Archive for November, 2012

Defence against Pickpockets

Friday, November 16th, 2012

Pickpocketing is one of the oldest crimes in the world and remains common today. More often than not, pickpockets get away, and those who are caught face minimal jail time. So the appeal of pickpocketing is strong for crooks.

There are many tricks pickpockets use to get access to your purse or wallet. At the beach or library they are on the look out for backpacks and belongings lying around. Sometimes they have accomplices who distract you, while the pickpocket gets away with your wallet.

Here are some ways you can thwart the pickpocket’s efforts:

Don’t assume that a well-dressed person, or a woman with a baby, or a tourist with a hat and camera cannot be a pickpocket. Pickpockets blend in with the crowd and do not look like criminals.

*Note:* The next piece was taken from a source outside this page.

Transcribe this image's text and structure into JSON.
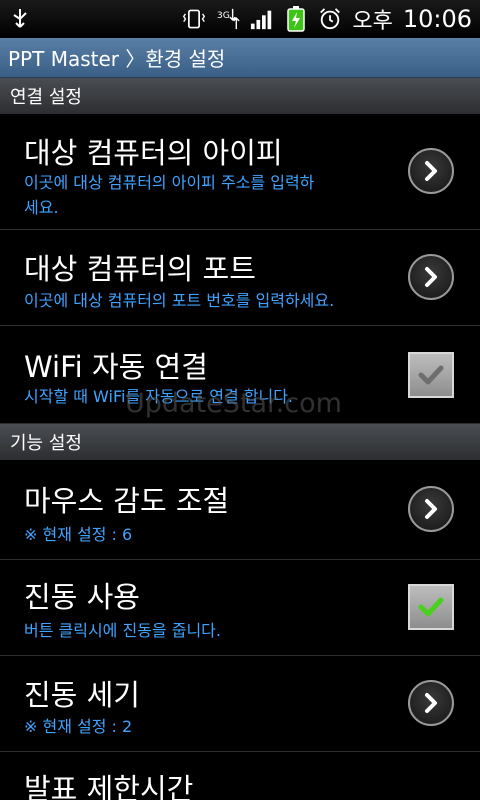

Don’t carry your wallet in the back pocket. If possible, keep your wallet in a money belt under your clothes or in your front pocket.

Carry your purse under your arm.

Work on looking self-confident. Pickpockets tend to prey on vulnerable targets.

Remember if the items are really valuable, should they even leave your house??

Tring Martial Arts – helping to keep our belongings safe – tel 01442 768057

 

Child Abduction Prevention Check list

Friday, November 16th, 2012

THE BASICS. Make sure your child knows his or her full name, home phone number, your cell number(s) and address. Older kids should know your work phone number as well.

HOME ALONE. Create rules that must be followed when your child is left home alone. Write them out and post them. Go over situations that might come up and what he or she should do. Experts tell us: “When your child is left at home they should NEVER be allowed to open the door.” This same rule is applied to the phone when you are away. Predators are experts at talking their way into your home.

ADULTS SHOULD NOT BE ASKING FOR ANYTHING FROM A CHILD. Adults do not have to ask children questions in the street; they should approach other adults. Adults do not have to seek out kids for help in asking for directions, to post mail, to assist with groceries, etc. Go over with your child the different lure scenarios, such as: mail lure, animal lure, toy lure, direction lure, and help me lure.

EMPOWER YOUR CHILD. Teach your child no one (friends or family included) should approach or touch them in an inappropriate way, or in a way that makes them feel uncomfortable. Empower your child to say “No” to uncomfortable situations with any adult. Reinforce the importance of great communication with you.

ROLE-PLAY WITH YOUR CHILD. Role-play various situations. Make sure your rules are black and white. Your child should not have to make a judgment call in a dangerous situation, but instead should follow the clear, well thought out guidelines that you have established and discussed beforehand.

PERSONAL FENCE. Teach your child about a personal fence—verbal and physical. Your child’s greatest weapon in any abduction situation is maintaining distance and making confident “Stay Away” statements. Teach your child which adults they should seek out in any emergency (policeman, store counter clerk, moms/dads with kids, teacher). Teach your child to run for help if the situation is dangerous.

 GO CRAZY. Teach your child how to “go crazy” in an extreme situation. Make noise, yell out, “Help me! You are not my parent! This person is trying to hurt me!” Teach them to run like the wind if they are in danger.

RULES WHILE PLAYING IN THE NEIGHBORHOOD. Establish rules your child must follow when playing in the neighborhood: where they can and can’t go, whether or not they have to call you when going to any neighbor’s house, etc.

Tring Martial Arts – helping to keep our kids safe – tel 01442 768057